(DATA Opens)
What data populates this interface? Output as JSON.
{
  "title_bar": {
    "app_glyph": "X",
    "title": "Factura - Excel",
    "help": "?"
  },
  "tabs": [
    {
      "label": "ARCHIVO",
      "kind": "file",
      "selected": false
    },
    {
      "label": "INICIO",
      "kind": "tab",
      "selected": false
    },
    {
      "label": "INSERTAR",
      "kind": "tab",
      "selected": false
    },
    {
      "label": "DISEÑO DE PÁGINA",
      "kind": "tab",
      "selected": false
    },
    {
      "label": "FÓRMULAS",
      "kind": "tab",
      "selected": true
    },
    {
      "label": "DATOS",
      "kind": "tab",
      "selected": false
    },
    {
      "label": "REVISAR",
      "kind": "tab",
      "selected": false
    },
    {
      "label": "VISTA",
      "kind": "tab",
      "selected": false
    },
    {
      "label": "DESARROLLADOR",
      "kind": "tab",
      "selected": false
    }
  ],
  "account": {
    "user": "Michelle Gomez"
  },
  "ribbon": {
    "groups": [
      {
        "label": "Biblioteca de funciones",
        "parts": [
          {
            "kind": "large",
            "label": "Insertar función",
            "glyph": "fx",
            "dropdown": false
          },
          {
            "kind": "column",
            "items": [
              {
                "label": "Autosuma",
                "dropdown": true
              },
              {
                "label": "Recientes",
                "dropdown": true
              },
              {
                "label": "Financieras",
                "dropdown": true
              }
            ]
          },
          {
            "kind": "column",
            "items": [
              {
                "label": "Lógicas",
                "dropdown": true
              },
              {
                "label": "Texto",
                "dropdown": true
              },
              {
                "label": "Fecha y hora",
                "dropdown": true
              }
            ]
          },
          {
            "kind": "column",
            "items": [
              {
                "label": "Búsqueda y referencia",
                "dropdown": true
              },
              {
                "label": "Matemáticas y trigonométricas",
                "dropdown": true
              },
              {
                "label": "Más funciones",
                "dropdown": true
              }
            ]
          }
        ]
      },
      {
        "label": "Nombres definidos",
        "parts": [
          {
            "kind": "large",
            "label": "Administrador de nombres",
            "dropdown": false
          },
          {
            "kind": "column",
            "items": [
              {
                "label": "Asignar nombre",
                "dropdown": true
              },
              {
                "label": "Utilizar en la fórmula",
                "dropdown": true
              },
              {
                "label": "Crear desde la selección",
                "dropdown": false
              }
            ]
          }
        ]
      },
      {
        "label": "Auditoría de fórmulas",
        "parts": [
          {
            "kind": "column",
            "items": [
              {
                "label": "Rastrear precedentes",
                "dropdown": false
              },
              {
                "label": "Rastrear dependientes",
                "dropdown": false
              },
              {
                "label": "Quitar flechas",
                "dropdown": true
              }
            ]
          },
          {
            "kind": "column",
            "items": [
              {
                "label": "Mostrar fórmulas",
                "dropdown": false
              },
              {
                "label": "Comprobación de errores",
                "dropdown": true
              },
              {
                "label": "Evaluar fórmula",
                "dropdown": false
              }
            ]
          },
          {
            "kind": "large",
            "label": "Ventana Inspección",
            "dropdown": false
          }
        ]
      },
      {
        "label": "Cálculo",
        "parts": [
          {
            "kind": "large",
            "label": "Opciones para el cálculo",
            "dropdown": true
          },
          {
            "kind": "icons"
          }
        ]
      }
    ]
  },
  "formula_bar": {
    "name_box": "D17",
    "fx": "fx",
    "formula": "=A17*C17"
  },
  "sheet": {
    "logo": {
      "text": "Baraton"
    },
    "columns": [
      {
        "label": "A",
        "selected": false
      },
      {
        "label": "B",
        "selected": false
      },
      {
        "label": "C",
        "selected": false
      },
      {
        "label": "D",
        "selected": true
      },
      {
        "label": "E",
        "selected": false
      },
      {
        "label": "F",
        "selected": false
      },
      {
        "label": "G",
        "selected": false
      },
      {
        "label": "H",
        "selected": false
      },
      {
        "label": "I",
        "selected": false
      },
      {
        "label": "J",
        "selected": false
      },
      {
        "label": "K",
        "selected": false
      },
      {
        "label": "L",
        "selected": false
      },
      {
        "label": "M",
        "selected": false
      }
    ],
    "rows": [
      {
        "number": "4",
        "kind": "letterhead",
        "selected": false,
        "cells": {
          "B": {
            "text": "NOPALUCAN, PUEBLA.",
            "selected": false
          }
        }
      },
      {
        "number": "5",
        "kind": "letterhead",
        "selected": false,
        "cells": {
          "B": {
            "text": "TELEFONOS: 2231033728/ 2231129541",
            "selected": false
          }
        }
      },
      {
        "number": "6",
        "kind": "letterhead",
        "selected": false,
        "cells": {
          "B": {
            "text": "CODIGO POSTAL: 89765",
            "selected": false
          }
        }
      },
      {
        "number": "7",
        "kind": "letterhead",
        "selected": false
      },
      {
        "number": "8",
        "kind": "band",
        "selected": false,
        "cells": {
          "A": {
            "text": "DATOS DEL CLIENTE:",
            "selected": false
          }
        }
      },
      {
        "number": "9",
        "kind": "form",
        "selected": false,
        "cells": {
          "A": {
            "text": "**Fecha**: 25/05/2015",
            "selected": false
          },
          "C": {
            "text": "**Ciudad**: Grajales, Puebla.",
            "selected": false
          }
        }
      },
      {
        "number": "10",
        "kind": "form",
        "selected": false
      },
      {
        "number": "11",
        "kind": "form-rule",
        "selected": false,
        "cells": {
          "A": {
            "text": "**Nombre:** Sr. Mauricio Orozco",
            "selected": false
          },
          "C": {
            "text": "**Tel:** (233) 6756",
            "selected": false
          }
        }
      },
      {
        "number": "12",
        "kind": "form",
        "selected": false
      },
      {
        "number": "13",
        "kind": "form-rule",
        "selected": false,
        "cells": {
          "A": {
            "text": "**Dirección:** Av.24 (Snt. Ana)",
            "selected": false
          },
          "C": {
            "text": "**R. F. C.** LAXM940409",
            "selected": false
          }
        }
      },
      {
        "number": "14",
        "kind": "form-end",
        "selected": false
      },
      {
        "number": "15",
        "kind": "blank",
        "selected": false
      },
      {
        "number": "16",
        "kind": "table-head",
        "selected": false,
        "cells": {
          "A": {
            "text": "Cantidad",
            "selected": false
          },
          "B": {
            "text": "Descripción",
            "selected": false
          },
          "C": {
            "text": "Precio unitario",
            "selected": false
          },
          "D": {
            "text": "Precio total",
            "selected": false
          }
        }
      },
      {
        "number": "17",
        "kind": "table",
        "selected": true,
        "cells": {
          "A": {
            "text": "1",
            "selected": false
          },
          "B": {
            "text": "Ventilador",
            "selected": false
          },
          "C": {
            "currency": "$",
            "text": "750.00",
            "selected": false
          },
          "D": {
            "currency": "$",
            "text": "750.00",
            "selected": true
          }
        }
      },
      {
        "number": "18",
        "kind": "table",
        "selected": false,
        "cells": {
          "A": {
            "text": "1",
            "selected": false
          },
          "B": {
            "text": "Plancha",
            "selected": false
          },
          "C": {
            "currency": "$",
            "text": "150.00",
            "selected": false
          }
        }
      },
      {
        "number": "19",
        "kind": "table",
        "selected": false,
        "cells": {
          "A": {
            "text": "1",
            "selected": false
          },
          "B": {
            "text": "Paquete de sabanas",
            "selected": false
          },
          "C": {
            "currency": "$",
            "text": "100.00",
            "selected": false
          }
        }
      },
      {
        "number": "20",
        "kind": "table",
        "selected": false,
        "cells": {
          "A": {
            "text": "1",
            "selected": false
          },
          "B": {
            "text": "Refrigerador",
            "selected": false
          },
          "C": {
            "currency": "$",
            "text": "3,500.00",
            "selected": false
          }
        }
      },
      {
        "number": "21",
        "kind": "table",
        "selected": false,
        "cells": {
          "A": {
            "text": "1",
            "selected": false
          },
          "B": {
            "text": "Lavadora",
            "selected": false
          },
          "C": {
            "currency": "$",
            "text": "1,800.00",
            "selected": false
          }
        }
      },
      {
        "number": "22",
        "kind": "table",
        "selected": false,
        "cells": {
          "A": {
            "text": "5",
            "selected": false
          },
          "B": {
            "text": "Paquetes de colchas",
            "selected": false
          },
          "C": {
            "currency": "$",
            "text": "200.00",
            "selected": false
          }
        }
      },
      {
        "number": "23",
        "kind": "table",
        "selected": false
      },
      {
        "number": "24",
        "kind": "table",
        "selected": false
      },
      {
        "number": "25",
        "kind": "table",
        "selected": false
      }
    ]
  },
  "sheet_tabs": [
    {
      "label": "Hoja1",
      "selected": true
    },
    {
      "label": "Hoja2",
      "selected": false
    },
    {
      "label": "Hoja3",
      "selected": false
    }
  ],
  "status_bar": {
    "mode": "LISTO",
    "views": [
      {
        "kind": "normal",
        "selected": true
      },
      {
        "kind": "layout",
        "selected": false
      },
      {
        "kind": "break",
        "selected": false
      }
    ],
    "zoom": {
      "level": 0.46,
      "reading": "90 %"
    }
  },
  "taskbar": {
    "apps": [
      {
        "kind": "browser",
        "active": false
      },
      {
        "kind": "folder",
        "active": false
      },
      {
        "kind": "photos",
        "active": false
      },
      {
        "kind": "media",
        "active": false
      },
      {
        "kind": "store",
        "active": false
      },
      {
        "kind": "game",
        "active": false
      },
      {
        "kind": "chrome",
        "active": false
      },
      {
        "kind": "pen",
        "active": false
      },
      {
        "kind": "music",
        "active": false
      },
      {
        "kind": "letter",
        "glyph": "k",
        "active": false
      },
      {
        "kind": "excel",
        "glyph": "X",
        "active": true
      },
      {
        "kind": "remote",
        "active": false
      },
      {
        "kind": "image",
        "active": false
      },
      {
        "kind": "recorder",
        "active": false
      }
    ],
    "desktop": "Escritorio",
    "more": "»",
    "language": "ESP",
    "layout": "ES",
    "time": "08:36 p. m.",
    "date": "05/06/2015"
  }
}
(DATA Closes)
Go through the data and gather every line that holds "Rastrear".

ANSWER SECTION ▸
                "label": "Rastrear precedentes",
                "label": "Rastrear dependientes",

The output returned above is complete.